One type of applications that requires particular attention is key-management applications. Key-management (sometimes also called secrets-management) solutions store, manage and provide access to secret parameters such as cryptographic keys, credentials, authentication tokens, etc. Development teams need to share data, configurations, and access keys across teams to cooperate on application development and testing. Automated build servers need access to source code control, API gateways, and user roles to accomplish their tasks. Servers need access to encrypted disks, applications need to access databases, and containers must be provisioned with privileges as they start up. Automated services cannot wait around for an administrator to type in passwords or provide credentials. Secrets management platforms address these requirements.

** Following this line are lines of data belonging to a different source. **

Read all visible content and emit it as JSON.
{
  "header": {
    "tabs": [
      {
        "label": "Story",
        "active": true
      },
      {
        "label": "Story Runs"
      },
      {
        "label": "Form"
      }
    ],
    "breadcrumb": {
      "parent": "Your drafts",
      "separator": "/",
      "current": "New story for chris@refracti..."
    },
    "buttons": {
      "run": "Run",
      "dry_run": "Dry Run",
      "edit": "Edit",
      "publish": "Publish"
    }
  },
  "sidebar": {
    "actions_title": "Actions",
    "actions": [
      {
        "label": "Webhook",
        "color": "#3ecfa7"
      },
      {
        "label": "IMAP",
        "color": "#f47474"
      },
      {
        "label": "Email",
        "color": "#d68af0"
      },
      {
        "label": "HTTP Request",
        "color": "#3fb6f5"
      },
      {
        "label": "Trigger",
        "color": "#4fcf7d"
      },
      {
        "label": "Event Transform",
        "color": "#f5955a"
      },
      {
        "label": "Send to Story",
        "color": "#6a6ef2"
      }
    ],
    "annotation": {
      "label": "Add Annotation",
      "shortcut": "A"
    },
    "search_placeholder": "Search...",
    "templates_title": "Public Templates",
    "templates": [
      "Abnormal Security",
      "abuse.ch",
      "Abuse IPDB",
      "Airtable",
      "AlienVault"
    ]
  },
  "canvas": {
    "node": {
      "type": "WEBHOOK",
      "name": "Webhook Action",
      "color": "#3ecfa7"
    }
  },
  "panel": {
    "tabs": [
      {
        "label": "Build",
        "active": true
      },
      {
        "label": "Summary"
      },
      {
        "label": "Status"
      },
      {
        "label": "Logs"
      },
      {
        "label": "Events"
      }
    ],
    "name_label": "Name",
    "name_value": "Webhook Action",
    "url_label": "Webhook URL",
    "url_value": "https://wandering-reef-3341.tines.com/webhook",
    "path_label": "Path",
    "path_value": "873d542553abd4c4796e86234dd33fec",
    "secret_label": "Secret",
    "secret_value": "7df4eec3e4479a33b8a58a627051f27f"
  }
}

Some popular secrets management solutions include Hashicorp Vault, CyberArk Conjure, etcd and Square Keywhiz. These solutions are mostly open-source, with Hashicorp offering an enterprise version for Vault with features like HSM integration and more.
While the data used by secrets management platforms is typically secured at-rest and in-transit, secret information is in the clear and unprotected at runtime. Malicious actors can compromise secrets while the data is in use. For example, hackers or malicious insiders can parse data-in-use to obtain the encryption keys for data-at-rest or certificates for intercepting data-in-transit. To better understand the security model of Vault, and what is outside of it, refer to the Security Model in Vault's documentation , or to the following webinar on runtime protection for secrets management.
You can use secure enclaves to protect your keys and secrets on bare-metal instances using the Anjuna Runtime — a solution that enables seamless execution of applications inside enclaves, without the need to modify the application. As part of our Technology Partnership with Hashicorp, Anjuna provides a runtime-security solution for Vault, securing its master-key, unseal tokens and data in memory.